RECORDED DATA:
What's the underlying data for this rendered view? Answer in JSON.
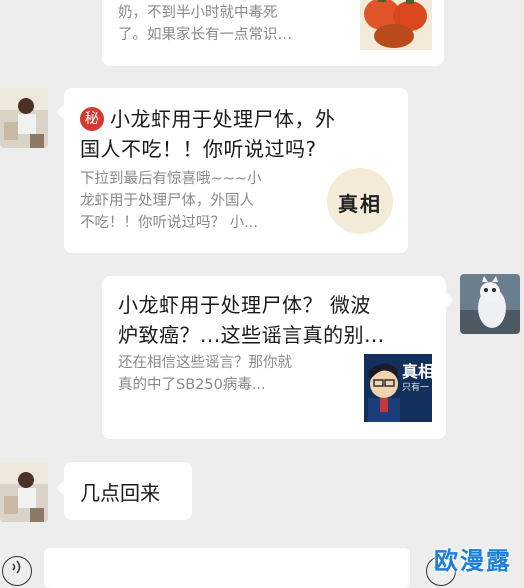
{
  "messages": [
    {
      "desc_lines": [
        "奶，不到半小时就中毒死",
        "了。如果家长有一点常识…"
      ]
    },
    {
      "seal_char": "秘",
      "title_lines": [
        "小龙虾用于处理尸体，外",
        "国人不吃！！你听说过吗?"
      ],
      "desc_lines": [
        "下拉到最后有惊喜哦~~~小",
        "龙虾用于处理尸体，外国人",
        "不吃！！你听说过吗？ 小..."
      ],
      "thumb_text": "真相"
    },
    {
      "title_lines": [
        "小龙虾用于处理尸体？ 微波",
        "炉致癌？...这些谣言真的别..."
      ],
      "desc_lines": [
        "还在相信这些谣言？那你就",
        "真的中了SB250病毒..."
      ],
      "thumb_text": "真相",
      "thumb_subtext": "只有一"
    },
    {
      "text": "几点回来"
    }
  ],
  "watermark": "欧漫露",
  "colors": {
    "background": "#ededed",
    "bubble": "#ffffff",
    "secondary_text": "#8a8a8a",
    "seal": "#d63a2f",
    "watermark": "#1f7fd6"
  },
  "icons": [
    "voice-icon",
    "emoji-icon"
  ]
}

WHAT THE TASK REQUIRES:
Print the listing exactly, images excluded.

SOLUTION BELOW:
What's the underlying data for this rendered view? Answer in JSON.
{
  "messages": [
    {
      "desc_lines": [
        "奶，不到半小时就中毒死",
        "了。如果家长有一点常识…"
      ]
    },
    {
      "seal_char": "秘",
      "title_lines": [
        "小龙虾用于处理尸体，外",
        "国人不吃！！你听说过吗?"
      ],
      "desc_lines": [
        "下拉到最后有惊喜哦~~~小",
        "龙虾用于处理尸体，外国人",
        "不吃！！你听说过吗？ 小..."
      ],
      "thumb_text": "真相"
    },
    {
      "title_lines": [
        "小龙虾用于处理尸体？ 微波",
        "炉致癌？...这些谣言真的别..."
      ],
      "desc_lines": [
        "还在相信这些谣言？那你就",
        "真的中了SB250病毒..."
      ],
      "thumb_text": "真相",
      "thumb_subtext": "只有一"
    },
    {
      "text": "几点回来"
    }
  ],
  "watermark": "欧漫露",
  "colors": {
    "background": "#ededed",
    "bubble": "#ffffff",
    "secondary_text": "#8a8a8a",
    "seal": "#d63a2f",
    "watermark": "#1f7fd6"
  },
  "icons": [
    "voice-icon",
    "emoji-icon"
  ]
}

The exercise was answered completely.